By Mandeep Bhandal, on 28 January 2013
ISRS Senior Researcher, Jas Mahrra provides an assessment of Cyprus – a strategic country connecting three continents.
Cyprus is a strategic country connecting three continents. It also has the possibility of reigniting an EU financial contagion if decisive action is not taken. Following our Net Assessment Bulleting (NAB) warning in November 2011 this is a slightly updated assessment:
~ Cyprus: Reigniting the contagion
Its exposure to the Greek debt and lending to the Greek private sector, as well as fiscal and structural problems within the island’s economy resulted in all three major credit rating agencies downgrading Cyprus to junk status.
The Cypriot taxpayer faces the prospect of a possible bank bailout package in the region of €10 billion, the equivalent to over 50% GDP of Cyprus.

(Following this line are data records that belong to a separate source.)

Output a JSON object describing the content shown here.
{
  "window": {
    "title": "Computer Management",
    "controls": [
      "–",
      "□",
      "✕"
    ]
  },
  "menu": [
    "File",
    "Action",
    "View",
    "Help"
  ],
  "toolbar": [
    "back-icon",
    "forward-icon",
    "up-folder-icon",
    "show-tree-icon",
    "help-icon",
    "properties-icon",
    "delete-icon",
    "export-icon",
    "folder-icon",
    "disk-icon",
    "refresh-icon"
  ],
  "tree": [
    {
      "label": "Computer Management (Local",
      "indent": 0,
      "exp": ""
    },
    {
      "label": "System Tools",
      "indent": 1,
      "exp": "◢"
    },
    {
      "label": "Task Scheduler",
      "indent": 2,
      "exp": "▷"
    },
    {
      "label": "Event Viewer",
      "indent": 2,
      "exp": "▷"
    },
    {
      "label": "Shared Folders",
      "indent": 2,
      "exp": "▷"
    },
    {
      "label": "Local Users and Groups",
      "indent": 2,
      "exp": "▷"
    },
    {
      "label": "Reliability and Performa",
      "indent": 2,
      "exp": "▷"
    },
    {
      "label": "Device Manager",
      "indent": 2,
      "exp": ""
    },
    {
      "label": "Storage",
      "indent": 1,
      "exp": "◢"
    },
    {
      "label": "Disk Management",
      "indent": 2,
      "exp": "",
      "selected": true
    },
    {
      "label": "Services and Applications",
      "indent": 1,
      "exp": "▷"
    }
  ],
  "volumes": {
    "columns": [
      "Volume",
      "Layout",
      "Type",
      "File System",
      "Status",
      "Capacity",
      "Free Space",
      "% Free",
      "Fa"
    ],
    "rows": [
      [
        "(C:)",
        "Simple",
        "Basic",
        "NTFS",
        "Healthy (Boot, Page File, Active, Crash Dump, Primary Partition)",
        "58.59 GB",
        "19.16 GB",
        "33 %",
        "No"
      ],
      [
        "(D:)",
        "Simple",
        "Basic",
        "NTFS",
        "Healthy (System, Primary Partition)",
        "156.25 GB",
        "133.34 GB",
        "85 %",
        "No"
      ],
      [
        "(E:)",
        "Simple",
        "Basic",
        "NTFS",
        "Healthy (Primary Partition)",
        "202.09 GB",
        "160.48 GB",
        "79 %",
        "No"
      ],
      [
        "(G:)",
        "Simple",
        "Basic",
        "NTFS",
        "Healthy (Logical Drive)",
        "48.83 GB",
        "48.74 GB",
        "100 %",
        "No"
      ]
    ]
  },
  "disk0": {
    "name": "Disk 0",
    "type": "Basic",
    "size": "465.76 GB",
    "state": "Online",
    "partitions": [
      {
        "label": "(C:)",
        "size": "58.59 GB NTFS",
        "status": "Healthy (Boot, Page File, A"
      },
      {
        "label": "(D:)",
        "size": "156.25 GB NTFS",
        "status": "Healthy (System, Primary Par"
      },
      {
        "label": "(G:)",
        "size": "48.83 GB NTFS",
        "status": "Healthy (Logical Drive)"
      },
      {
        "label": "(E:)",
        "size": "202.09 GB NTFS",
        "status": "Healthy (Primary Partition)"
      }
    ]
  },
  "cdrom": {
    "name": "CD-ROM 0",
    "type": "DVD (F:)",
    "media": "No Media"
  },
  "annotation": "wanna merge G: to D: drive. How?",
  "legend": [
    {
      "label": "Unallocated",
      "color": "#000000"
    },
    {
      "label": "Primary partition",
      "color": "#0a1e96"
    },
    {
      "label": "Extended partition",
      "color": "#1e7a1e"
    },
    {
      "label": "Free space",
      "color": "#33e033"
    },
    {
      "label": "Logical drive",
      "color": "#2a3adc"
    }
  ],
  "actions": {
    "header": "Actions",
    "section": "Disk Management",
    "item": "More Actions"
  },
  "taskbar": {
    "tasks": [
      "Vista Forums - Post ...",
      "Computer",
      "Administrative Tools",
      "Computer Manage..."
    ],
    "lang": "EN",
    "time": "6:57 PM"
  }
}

As a proportion of GDP it is one of the largest bailouts ever.
Russia offered a rescue package of a €2.5 billion loan to the Cypriot Government. As one of the main foreign direct investors into Cyprus, this loan is seen as a means of continuing investment.
~ UK & Russian Presence: geo-strategic positioning
Cyprus is a key financial centre for many Russian business elites but a large number of Russian nationals reside in Cyprus (estimates are between 8,000 and 40,000). The incentives for Russia rescuing Cyprus are obvious, less so, is the geo-strategic advantage. Russia’s only naval base in the Mediterranean is the Syrian port of Tartus which is no longer assured. Russia will do its utmost to maintain its only foothold in the Mediterranean. Cyprus could be the answer.
Although Cyprus gained independence in 1960, the UK has retained two Sovereign Base Areas indefinitely. These two sites provide the gateway to the Middle East. If tensions mount with Turkey and the Middle East, the UK could find itself at the interface of yet another uprising.
~ Economic / energy conflict: beyond Turkish-Cypriot dispute?
Cyprus until recently had no proven natural resources. The discovery of potentially 122 trillion cubic feet of gas in the Levant Region of the Mediterranean changes the regions energy zone. Cyprus is a bridge between three continents and has the potential to become a major destabiliser as tensions go beyond a Turkish-Cypriot dispute.
Israel has deepened its ties with Greece and has agreed with Cyprus on delimiting respective Exclusive Economic Zones and co-operating in oil and gas exploration. This energy find is a real revenue prospect for Cyprus but political policy decisions mean that funds are unlikely to materialise as quickly as Cyprus needs. Rather than building a pipeline to Turkey the plan is to export via an LNG terminal, which has not been built.
Turkish-Israeli relations have soured since the flotilla crisis where Turkish citizens were killed and tensions were raised soon after the first test drilling started last year. Turkey also started its own drilling exploration as they looked to enhance their own energy and economic agenda.
Turkish citizens no longer support the country’s EU membership. Turkey is moving eastwards, towards closer Turkish-Arab relations. It has much to occupy its attention with concerns for political demands from the Kurdish community (Iraq Kurdish Region may have been overplayed and the assassination of three Kurdish women in Paris derailing Turkish Government and Kurdish talks) and a civil war neighbouring on its border, in Syria.
The EU won the Nobel Prize for peace and can ill-afford Turkey disengagement. If Turkey moves away from democratisation at the same time that EU countries close off the nuclear power option, (Turkey is an energy corridor which the EU can ill-afford to lose), then this becomes a dangerous situation just as the Arab awakening is reshaping the balance of power in the region.
~ Germany: What is their decisive move?
Much of Germany’s wealth has been accumulated over the years through trade deficits other (mostly periphery) countries have run with Germany. Products have been dumped and the Landers Banks have provided credit to countries that could not be sustainable.
Germanyand its citizens are loath to bail out yet another government or foreign bank. Much depends on the outcome of the next general election. Whilst Angela Merkel retains much of her popularity, her premiership is not guaranteed as the prospective SPD dominated coalition is no longer certain.
The recent leaked report by its intelligence service which estimates that Russian’s oligarchs and ‘Mafiosi’ will be the prime benefactors of any bailout make any appeal to its citizens to support financial assistance unlikely. Angela Merkel has been steadfast in her decision that the EU must be saved at all costs. Will it stretch to supporting the investments of Russian oligarchs?
June 2012,Cyprusturned to the troika of EU, the ECB and the IMF for emergency aid of €10 billion. In turn, the troika have demandedCyprusreform its economy. Germany is insisting that the EAC (Electricity Cyprus) is sold off to pay Cypriot debts.